Not so fast! Careful application of multiple regression methods require that the regression weights be cross-validated on a different set of job applicants. Another random sample of job applicants is taken. Each applicant is given the test battery and then hired, again regardless of what scores they made on the tests. After some time on the job a measure of job success is taken. Job success is then predicted by using the regression weights found using the first set of job applicants. If the new data is successfully predicted using old regression weights, the regression procedure is said to be cross-validated. It is expected that the accuracy of prediction will not be as good for the second set of data. This is because the regression procedure is subject to variances in data from sample to sample, called "^{2}.

The above procedure is an idealized method of the use of multiple regression. In many real life applications of the procedure, random samples of job applicants are not feasible. There may be considerable pressure from administration to select on the basis of the test battery for the first sample, let alone the second sample needed for cross-validation. In either case the multiple regression procedure is compromised. In most cases application of regression procedures to a selected rather than a random sample will result in poorer predictions. All this must be kept in mind when evaluating research on prediction models.

Multiple regression provides a powerful method to analyze multivariate data. Considerable caution, however, must be observed when interpreting the results of a multiple regression analysis.

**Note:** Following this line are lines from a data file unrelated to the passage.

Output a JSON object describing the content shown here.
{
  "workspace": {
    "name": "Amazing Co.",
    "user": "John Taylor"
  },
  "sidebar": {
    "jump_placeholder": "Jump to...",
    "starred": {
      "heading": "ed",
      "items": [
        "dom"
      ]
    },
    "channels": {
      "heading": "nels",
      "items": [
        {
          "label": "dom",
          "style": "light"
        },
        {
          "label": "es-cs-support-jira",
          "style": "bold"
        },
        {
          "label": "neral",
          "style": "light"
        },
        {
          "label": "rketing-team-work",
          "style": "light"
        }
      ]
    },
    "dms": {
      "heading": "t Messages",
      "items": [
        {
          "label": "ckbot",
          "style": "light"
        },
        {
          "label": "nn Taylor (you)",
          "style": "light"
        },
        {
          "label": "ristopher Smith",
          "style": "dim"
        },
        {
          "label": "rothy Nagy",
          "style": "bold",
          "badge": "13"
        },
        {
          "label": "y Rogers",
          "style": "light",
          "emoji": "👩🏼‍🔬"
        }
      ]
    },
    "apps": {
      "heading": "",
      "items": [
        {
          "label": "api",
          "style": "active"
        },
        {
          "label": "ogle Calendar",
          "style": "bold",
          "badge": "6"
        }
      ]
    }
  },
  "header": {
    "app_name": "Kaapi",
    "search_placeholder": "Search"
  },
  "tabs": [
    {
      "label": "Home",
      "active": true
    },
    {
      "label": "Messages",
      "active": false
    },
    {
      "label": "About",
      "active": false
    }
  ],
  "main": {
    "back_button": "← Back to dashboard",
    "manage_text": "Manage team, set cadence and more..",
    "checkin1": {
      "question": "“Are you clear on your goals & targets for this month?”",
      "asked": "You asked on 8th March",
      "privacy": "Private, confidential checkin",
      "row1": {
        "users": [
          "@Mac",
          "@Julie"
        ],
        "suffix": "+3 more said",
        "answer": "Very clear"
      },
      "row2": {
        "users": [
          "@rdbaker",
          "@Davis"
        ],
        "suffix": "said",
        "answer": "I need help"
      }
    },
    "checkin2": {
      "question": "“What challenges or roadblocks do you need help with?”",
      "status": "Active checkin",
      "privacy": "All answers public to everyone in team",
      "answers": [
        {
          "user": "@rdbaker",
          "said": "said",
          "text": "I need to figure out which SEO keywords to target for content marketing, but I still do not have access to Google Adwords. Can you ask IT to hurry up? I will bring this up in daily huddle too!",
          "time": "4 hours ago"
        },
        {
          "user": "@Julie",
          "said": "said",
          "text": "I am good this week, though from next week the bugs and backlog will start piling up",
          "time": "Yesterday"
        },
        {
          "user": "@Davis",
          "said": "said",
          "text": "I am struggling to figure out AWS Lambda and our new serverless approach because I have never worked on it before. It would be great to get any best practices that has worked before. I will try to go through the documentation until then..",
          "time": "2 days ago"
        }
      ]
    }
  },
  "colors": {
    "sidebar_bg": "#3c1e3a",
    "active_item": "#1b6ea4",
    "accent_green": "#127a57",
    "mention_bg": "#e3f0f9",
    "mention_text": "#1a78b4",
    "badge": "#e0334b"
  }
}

Personal recommendations include a theory that drives the selection of variables and cross-validation of the results of the analysis.